So it's been around for a while, and it's in pretty wide use. It's a tag-based syntax, very much like HTML. So if you're all ready familiar with working with HTML, then XML is going to look very familiar to you. It uses the same kind of tag syntax, and same kind of attributes, and so on. Now you don't have to know HTML in order to use this course and learn about XML, but if you already know HTML, you're going to feel very much at home. Now having said that, I want to point out that XML is not a replacement for HTML.
HTML is a tag set that solves a very specific problem, which is marking up web pages. XML is much more general purpose. And we'll talk about that in a little bit. Now remember, X means eXtensible. One of the great things about XML is that you can make up your own tags. So if you have a particular problem where you need to markup some information, and there isn't already an existing tag set in XML for you to use, then you can make up your own. And again, we'll see examples of this as we go through the course.

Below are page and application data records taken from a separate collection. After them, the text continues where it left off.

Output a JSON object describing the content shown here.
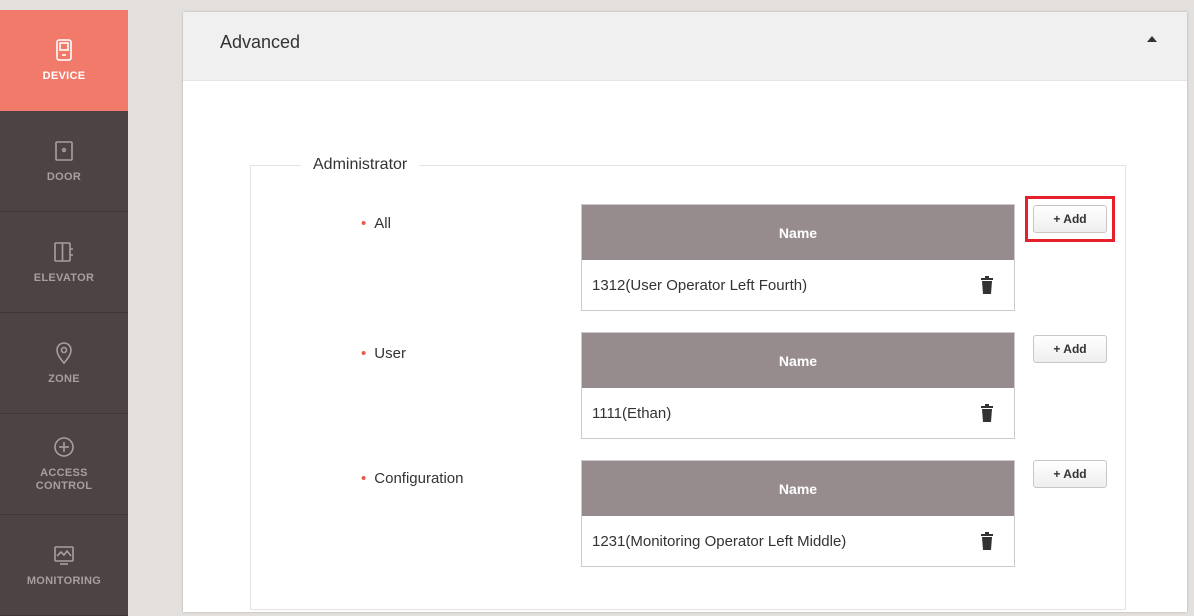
{
  "sidebar": {
    "items": [
      {
        "label": "DEVICE",
        "icon": "device-icon",
        "active": true
      },
      {
        "label": "DOOR",
        "icon": "door-icon",
        "active": false
      },
      {
        "label": "ELEVATOR",
        "icon": "elevator-icon",
        "active": false
      },
      {
        "label": "ZONE",
        "icon": "zone-icon",
        "active": false
      },
      {
        "label": "ACCESS\nCONTROL",
        "icon": "access-control-icon",
        "active": false
      },
      {
        "label": "MONITORING",
        "icon": "monitoring-icon",
        "active": false
      }
    ]
  },
  "panel": {
    "title": "Advanced",
    "section": {
      "legend": "Administrator",
      "rows": [
        {
          "label": "All",
          "column_header": "Name",
          "entries": [
            "1312(User Operator Left Fourth)"
          ],
          "add_label": "+ Add",
          "highlighted": true
        },
        {
          "label": "User",
          "column_header": "Name",
          "entries": [
            "1111(Ethan)"
          ],
          "add_label": "+ Add",
          "highlighted": false
        },
        {
          "label": "Configuration",
          "column_header": "Name",
          "entries": [
            "1231(Monitoring Operator Left Middle)"
          ],
          "add_label": "+ Add",
          "highlighted": false
        }
      ]
    }
  },
  "colors": {
    "accent": "#f27a6a",
    "sidebar_bg": "#4d4344",
    "table_header": "#978c8d",
    "highlight": "#e5202a",
    "bullet": "#e8584b"
  }
}
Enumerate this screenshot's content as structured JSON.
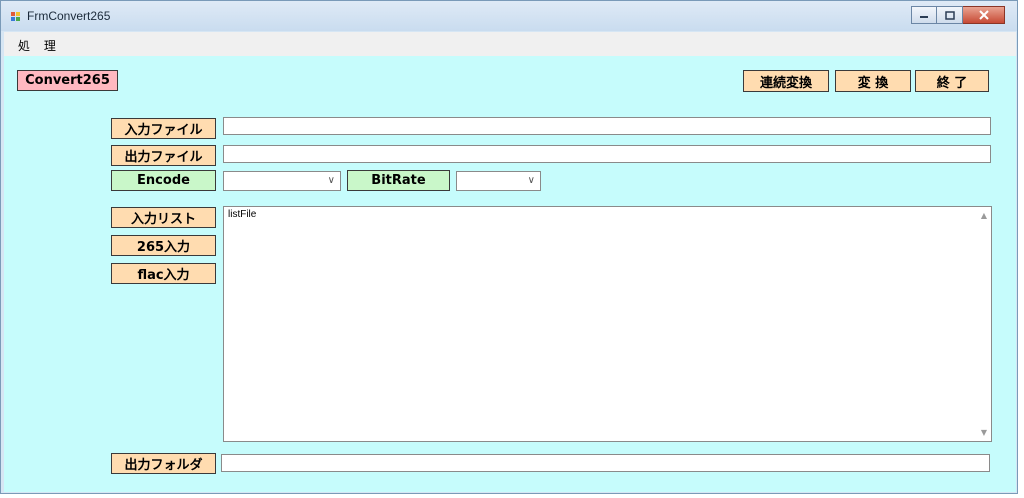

But just remember, X means eXtensible. It's a way of defining tags to mark up data and solve particular information related problems. XML is also the foundation of several web technologies that you may have heard of, for example, XHTML. XHTML is HTML formatted as XML syntax. Now, that may sound kind of strange, but XML has very particular rules about how things are formatted. And HTML, even though it's also tag-based, is sometimes a little bit loose and, you know, free with letting you get away with things that XML won't let you get away with.
Now, there are different ways of exchanging data over the web using web services, but XML is one of them. So, if you work with web services, chances are, sooner or later, you will run into using XML and interacting with them. Okay, what is XML used for? XML is used to structure and describe information. And if you get very little else out of this course, remember this sentence right here. XML's purpose is to take information, and apply structure and meaning to it. And we'll see examples of that as we go through the course.
Now from day one, XML was intended to be used over the internet. The developers that sat down and wrote the XML spec knew that XML will be used as an internet standard, and it was designed with that from the very beginning. XML can be used to exchange data between disparate systems that may have never been intended to talk to each other. For example, a bank might be using a very old computer system, and they might want to create a new application that lets that data be accessed by newer systems.
Again, that may have never been designed to talk to the older system. XML can be used to bridge those kinds of gaps. Okay, so now that we have an understanding of what XML is and what it's used for, let's move on and take a look at some XML-related technologies.
- What is XML?
- The advantages and drawbacks of XML
- Proper XML syntax
- Working with namespaces
- Styling XML tags with CSS
- Extracting and manipulating data
- Taking XPath and XSLT for a spin
- Creating document type definitions and schema definitions